price. This is exactly what I have spent on the crop. There
is no profit for me despite toiling for months. How can I
sell my crop at this
rate,” he said.
“The problem is that we
cannot delay our harvesting and deals for long as the field
and truck are to be emptied for new crops and to avoid
inflated trucks fares which increases if offloading is
delayed. Then there is the problem of security and rent in
the market. Rains also are a constant threat as the
commodity lies in the open which could be destroyed by
ground moisture or
insects. So the farmers have to sell their produce
willy-nilly at lower rates,” he adds.
“Isn’t it unjust that the farmers are being paid only Rs6
per kg while the commodity is being sold at not less than
Rs30-40kg in the market? Shouldn’t the government stop this
injustice by commission agents and ensure a better price for
farmers,” adds Khan.
“The government says it will create linkage between market
and Swat farmers but has failed to ensure fair price for our
produce. Agriculture in the region has been badly affected
first by militancy and then by flash-floods but local
farmers are yet to be given proper support,” he complains.
The provincial horticulture policy 2009 recommends setting
up of agriculture producers’ markets and market information
systems at district level.
Local farmers are compelled to take their onion to Punjab to
get better prices. The problem can be solved by establishing
regulated local markets and opening onion purchase centres
in different parts of upper and lower Swat and Dir in the
public, private sector or through public-private
Transportation of onion could be facilitated by arranging
special goods-train from Dargai in Malakand where existing
railway lines mostly lie unused.
Onion farmers would benefit if some waterproof packaging is

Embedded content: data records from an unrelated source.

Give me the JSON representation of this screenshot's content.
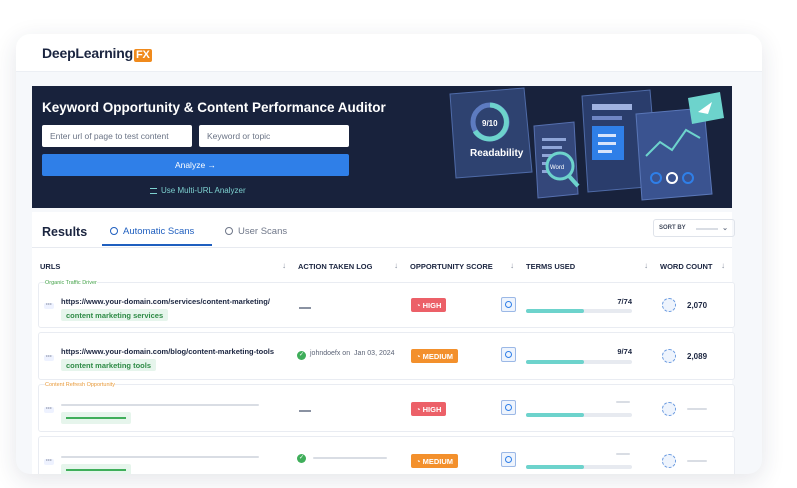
{
  "brand": {
    "name": "DeepLearning",
    "fx": "FX"
  },
  "hero": {
    "title": "Keyword Opportunity & Content Performance Auditor",
    "url_placeholder": "Enter url of page to test content",
    "keyword_placeholder": "Keyword or topic",
    "analyze_label": "Analyze →",
    "multi_label": "Use Multi-URL Analyzer",
    "readability_score": "9/10",
    "readability_label": "Readability",
    "word_label": "Word"
  },
  "results": {
    "title": "Results",
    "tabs": [
      {
        "label": "Automatic Scans"
      },
      {
        "label": "User Scans"
      }
    ],
    "sort_label": "SORT BY"
  },
  "table": {
    "columns": [
      "URLS",
      "ACTION TAKEN LOG",
      "OPPORTUNITY SCORE",
      "TERMS USED",
      "WORD COUNT"
    ],
    "rows": [
      {
        "tag": "Organic Traffic Driver",
        "url": "https://www.your-domain.com/services/content-marketing/",
        "keyword": "content marketing services",
        "log_user": "",
        "log_date": "",
        "score": "HIGH",
        "terms": "7/74",
        "terms_fraction": 0.55,
        "word_count": "2,070"
      },
      {
        "tag": "",
        "url": "https://www.your-domain.com/blog/content-marketing-tools",
        "keyword": "content marketing tools",
        "log_user": "johndoefx on",
        "log_date": "Jan 03, 2024",
        "score": "MEDIUM",
        "terms": "9/74",
        "terms_fraction": 0.55,
        "word_count": "2,089"
      },
      {
        "tag": "Content Refresh Opportunity",
        "url": "",
        "keyword": "",
        "score": "HIGH",
        "terms": "",
        "terms_fraction": 0.55,
        "word_count": ""
      },
      {
        "tag": "",
        "url": "",
        "keyword": "",
        "score": "MEDIUM",
        "terms": "",
        "terms_fraction": 0.55,
        "word_count": ""
      }
    ]
  },
  "colors": {
    "hero_bg": "#18223c",
    "accent": "#2f7fe8",
    "high": "#ec6068",
    "medium": "#f3902c",
    "terms_fill": "#6dd3cc"
  }
}
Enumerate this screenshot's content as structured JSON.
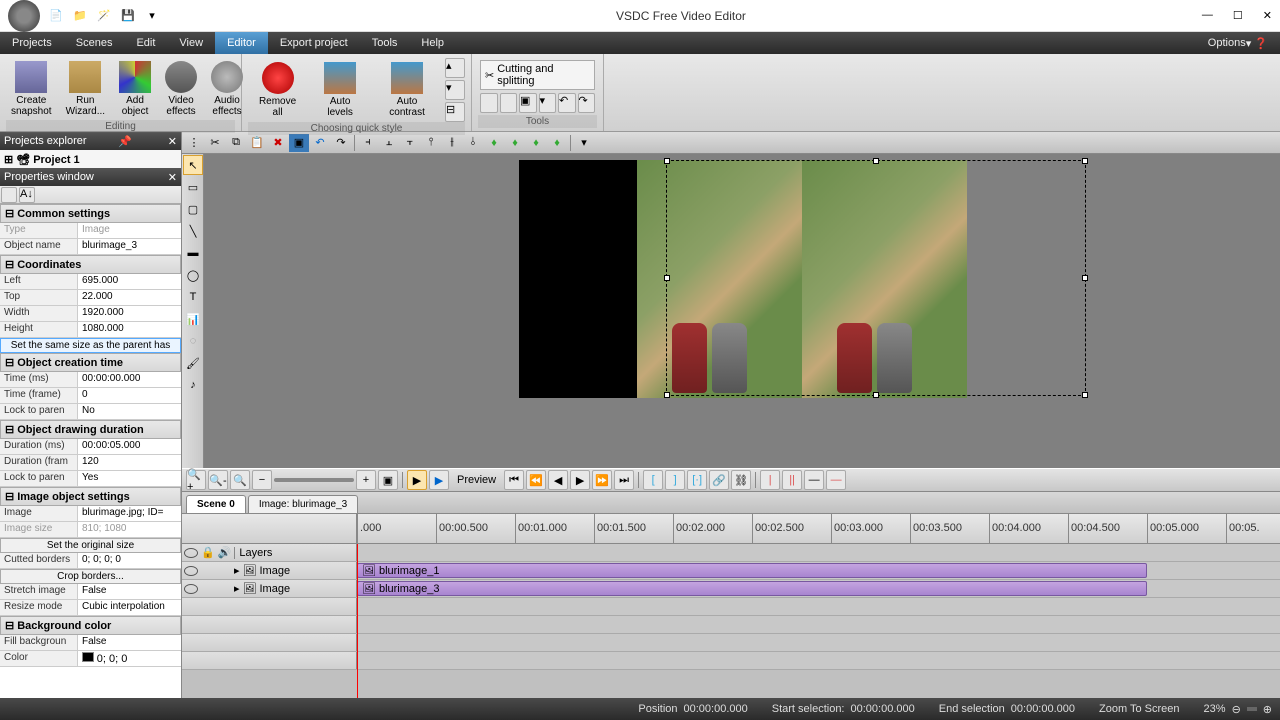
{
  "app": {
    "title": "VSDC Free Video Editor"
  },
  "menu": {
    "items": [
      "Projects",
      "Scenes",
      "Edit",
      "View",
      "Editor",
      "Export project",
      "Tools",
      "Help"
    ],
    "active": "Editor",
    "options": "Options"
  },
  "ribbon": {
    "editing": {
      "label": "Editing",
      "create_snapshot": "Create\nsnapshot",
      "run_wizard": "Run\nWizard...",
      "add_object": "Add\nobject",
      "video_effects": "Video\neffects",
      "audio_effects": "Audio\neffects"
    },
    "quickstyle": {
      "label": "Choosing quick style",
      "remove_all": "Remove all",
      "auto_levels": "Auto levels",
      "auto_contrast": "Auto contrast"
    },
    "tools": {
      "label": "Tools",
      "cutting": "Cutting and splitting"
    }
  },
  "projects_explorer": {
    "title": "Projects explorer",
    "project_name": "Project 1"
  },
  "properties": {
    "title": "Properties window",
    "groups": {
      "common": "Common settings",
      "coords": "Coordinates",
      "creation": "Object creation time",
      "drawing": "Object drawing duration",
      "image": "Image object settings",
      "bg": "Background color"
    },
    "rows": {
      "type": {
        "label": "Type",
        "value": "Image"
      },
      "object_name": {
        "label": "Object name",
        "value": "blurimage_3"
      },
      "left": {
        "label": "Left",
        "value": "695.000"
      },
      "top": {
        "label": "Top",
        "value": "22.000"
      },
      "width": {
        "label": "Width",
        "value": "1920.000"
      },
      "height": {
        "label": "Height",
        "value": "1080.000"
      },
      "set_same": "Set the same size as the parent has",
      "time_ms": {
        "label": "Time (ms)",
        "value": "00:00:00.000"
      },
      "time_frame": {
        "label": "Time (frame)",
        "value": "0"
      },
      "lock_parent1": {
        "label": "Lock to paren",
        "value": "No"
      },
      "duration_ms": {
        "label": "Duration (ms)",
        "value": "00:00:05.000"
      },
      "duration_frame": {
        "label": "Duration (fram",
        "value": "120"
      },
      "lock_parent2": {
        "label": "Lock to paren",
        "value": "Yes"
      },
      "image": {
        "label": "Image",
        "value": "blurimage.jpg; ID="
      },
      "image_size": {
        "label": "Image size",
        "value": "810; 1080"
      },
      "set_original": "Set the original size",
      "cutted": {
        "label": "Cutted borders",
        "value": "0; 0; 0; 0"
      },
      "crop": "Crop borders...",
      "stretch": {
        "label": "Stretch image",
        "value": "False"
      },
      "resize": {
        "label": "Resize mode",
        "value": "Cubic interpolation"
      },
      "fill_bg": {
        "label": "Fill backgroun",
        "value": "False"
      },
      "color": {
        "label": "Color",
        "value": "0; 0; 0"
      }
    }
  },
  "preview_btn": "Preview",
  "tabs": {
    "scene": "Scene 0",
    "image": "Image: blurimage_3"
  },
  "ruler_labels": [
    ".000",
    "00:00.500",
    "00:01.000",
    "00:01.500",
    "00:02.000",
    "00:02.500",
    "00:03.000",
    "00:03.500",
    "00:04.000",
    "00:04.500",
    "00:05.000",
    "00:05."
  ],
  "timeline": {
    "layers_label": "Layers",
    "rows": [
      {
        "type": "Image",
        "clip": "blurimage_1"
      },
      {
        "type": "Image",
        "clip": "blurimage_3"
      }
    ]
  },
  "status": {
    "position_label": "Position",
    "position_val": "00:00:00.000",
    "start_label": "Start selection:",
    "start_val": "00:00:00.000",
    "end_label": "End selection",
    "end_val": "00:00:00.000",
    "zoom_label": "Zoom To Screen",
    "zoom_val": "23%"
  }
}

introduced to minimise crop losses and facilitate export.
Swat accounts for 3/4th of the onion harvest of the
province. Malakand division, especially Swat and Dir,
produced about 108,000 tons of onion in 2006.
Courtesy: The DAWN